#### The problem
Nothing should be left out. Give all the data again exactly as written.

#### The input
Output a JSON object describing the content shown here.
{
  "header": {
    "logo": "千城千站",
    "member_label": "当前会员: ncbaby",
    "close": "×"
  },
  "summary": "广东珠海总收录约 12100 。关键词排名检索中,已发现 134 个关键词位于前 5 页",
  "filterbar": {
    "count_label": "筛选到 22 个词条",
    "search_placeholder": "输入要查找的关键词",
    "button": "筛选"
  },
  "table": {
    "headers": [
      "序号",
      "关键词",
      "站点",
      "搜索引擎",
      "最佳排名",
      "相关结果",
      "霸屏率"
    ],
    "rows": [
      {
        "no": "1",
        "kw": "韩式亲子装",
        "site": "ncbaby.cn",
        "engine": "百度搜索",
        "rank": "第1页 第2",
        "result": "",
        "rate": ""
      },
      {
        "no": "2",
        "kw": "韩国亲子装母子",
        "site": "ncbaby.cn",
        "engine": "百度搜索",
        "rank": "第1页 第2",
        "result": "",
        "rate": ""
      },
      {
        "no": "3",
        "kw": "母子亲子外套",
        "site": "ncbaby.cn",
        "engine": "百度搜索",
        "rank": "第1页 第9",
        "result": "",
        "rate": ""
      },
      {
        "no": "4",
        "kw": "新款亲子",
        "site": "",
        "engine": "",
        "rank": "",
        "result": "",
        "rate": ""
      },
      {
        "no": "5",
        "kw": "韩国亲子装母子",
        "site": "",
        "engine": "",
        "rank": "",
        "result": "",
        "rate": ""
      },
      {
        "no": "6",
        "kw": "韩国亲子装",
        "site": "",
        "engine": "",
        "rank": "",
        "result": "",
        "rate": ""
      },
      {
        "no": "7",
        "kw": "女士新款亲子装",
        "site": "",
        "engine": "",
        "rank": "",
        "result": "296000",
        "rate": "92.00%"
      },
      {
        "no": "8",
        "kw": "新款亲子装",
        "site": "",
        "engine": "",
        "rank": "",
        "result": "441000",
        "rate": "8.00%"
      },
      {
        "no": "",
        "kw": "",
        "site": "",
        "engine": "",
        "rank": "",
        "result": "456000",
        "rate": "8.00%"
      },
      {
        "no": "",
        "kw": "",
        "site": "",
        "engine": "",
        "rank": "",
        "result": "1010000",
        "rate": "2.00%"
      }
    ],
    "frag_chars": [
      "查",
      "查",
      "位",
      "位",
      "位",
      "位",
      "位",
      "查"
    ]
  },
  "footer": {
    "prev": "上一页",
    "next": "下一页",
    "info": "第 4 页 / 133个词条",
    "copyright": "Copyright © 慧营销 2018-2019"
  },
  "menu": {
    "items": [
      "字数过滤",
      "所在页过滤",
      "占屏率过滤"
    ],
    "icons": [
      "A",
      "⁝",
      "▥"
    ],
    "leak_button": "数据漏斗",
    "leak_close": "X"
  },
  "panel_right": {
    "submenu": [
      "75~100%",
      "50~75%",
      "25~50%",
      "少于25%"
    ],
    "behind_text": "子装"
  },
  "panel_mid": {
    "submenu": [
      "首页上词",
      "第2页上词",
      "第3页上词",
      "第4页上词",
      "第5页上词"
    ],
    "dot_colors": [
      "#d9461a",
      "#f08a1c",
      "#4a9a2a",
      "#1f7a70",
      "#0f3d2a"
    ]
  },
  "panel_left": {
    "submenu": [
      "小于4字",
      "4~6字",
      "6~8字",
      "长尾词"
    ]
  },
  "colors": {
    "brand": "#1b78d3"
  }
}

#### Solved problem
Output a JSON object describing the content shown here.
{
  "header": {
    "logo": "千城千站",
    "member_label": "当前会员: ncbaby",
    "close": "×"
  },
  "summary": "广东珠海总收录约 12100 。关键词排名检索中,已发现 134 个关键词位于前 5 页",
  "filterbar": {
    "count_label": "筛选到 22 个词条",
    "search_placeholder": "输入要查找的关键词",
    "button": "筛选"
  },
  "table": {
    "headers": [
      "序号",
      "关键词",
      "站点",
      "搜索引擎",
      "最佳排名",
      "相关结果",
      "霸屏率"
    ],
    "rows": [
      {
        "no": "1",
        "kw": "韩式亲子装",
        "site": "ncbaby.cn",
        "engine": "百度搜索",
        "rank": "第1页 第2",
        "result": "",
        "rate": ""
      },
      {
        "no": "2",
        "kw": "韩国亲子装母子",
        "site": "ncbaby.cn",
        "engine": "百度搜索",
        "rank": "第1页 第2",
        "result": "",
        "rate": ""
      },
      {
        "no": "3",
        "kw": "母子亲子外套",
        "site": "ncbaby.cn",
        "engine": "百度搜索",
        "rank": "第1页 第9",
        "result": "",
        "rate": ""
      },
      {
        "no": "4",
        "kw": "新款亲子",
        "site": "",
        "engine": "",
        "rank": "",
        "result": "",
        "rate": ""
      },
      {
        "no": "5",
        "kw": "韩国亲子装母子",
        "site": "",
        "engine": "",
        "rank": "",
        "result": "",
        "rate": ""
      },
      {
        "no": "6",
        "kw": "韩国亲子装",
        "site": "",
        "engine": "",
        "rank": "",
        "result": "",
        "rate": ""
      },
      {
        "no": "7",
        "kw": "女士新款亲子装",
        "site": "",
        "engine": "",
        "rank": "",
        "result": "296000",
        "rate": "92.00%"
      },
      {
        "no": "8",
        "kw": "新款亲子装",
        "site": "",
        "engine": "",
        "rank": "",
        "result": "441000",
        "rate": "8.00%"
      },
      {
        "no": "",
        "kw": "",
        "site": "",
        "engine": "",
        "rank": "",
        "result": "456000",
        "rate": "8.00%"
      },
      {
        "no": "",
        "kw": "",
        "site": "",
        "engine": "",
        "rank": "",
        "result": "1010000",
        "rate": "2.00%"
      }
    ],
    "frag_chars": [
      "查",
      "查",
      "位",
      "位",
      "位",
      "位",
      "位",
      "查"
    ]
  },
  "footer": {
    "prev": "上一页",
    "next": "下一页",
    "info": "第 4 页 / 133个词条",
    "copyright": "Copyright © 慧营销 2018-2019"
  },
  "menu": {
    "items": [
      "字数过滤",
      "所在页过滤",
      "占屏率过滤"
    ],
    "icons": [
      "A",
      "⁝",
      "▥"
    ],
    "leak_button": "数据漏斗",
    "leak_close": "X"
  },
  "panel_right": {
    "submenu": [
      "75~100%",
      "50~75%",
      "25~50%",
      "少于25%"
    ],
    "behind_text": "子装"
  },
  "panel_mid": {
    "submenu": [
      "首页上词",
      "第2页上词",
      "第3页上词",
      "第4页上词",
      "第5页上词"
    ],
    "dot_colors": [
      "#d9461a",
      "#f08a1c",
      "#4a9a2a",
      "#1f7a70",
      "#0f3d2a"
    ]
  },
  "panel_left": {
    "submenu": [
      "小于4字",
      "4~6字",
      "6~8字",
      "长尾词"
    ]
  },
  "colors": {
    "brand": "#1b78d3"
  }
}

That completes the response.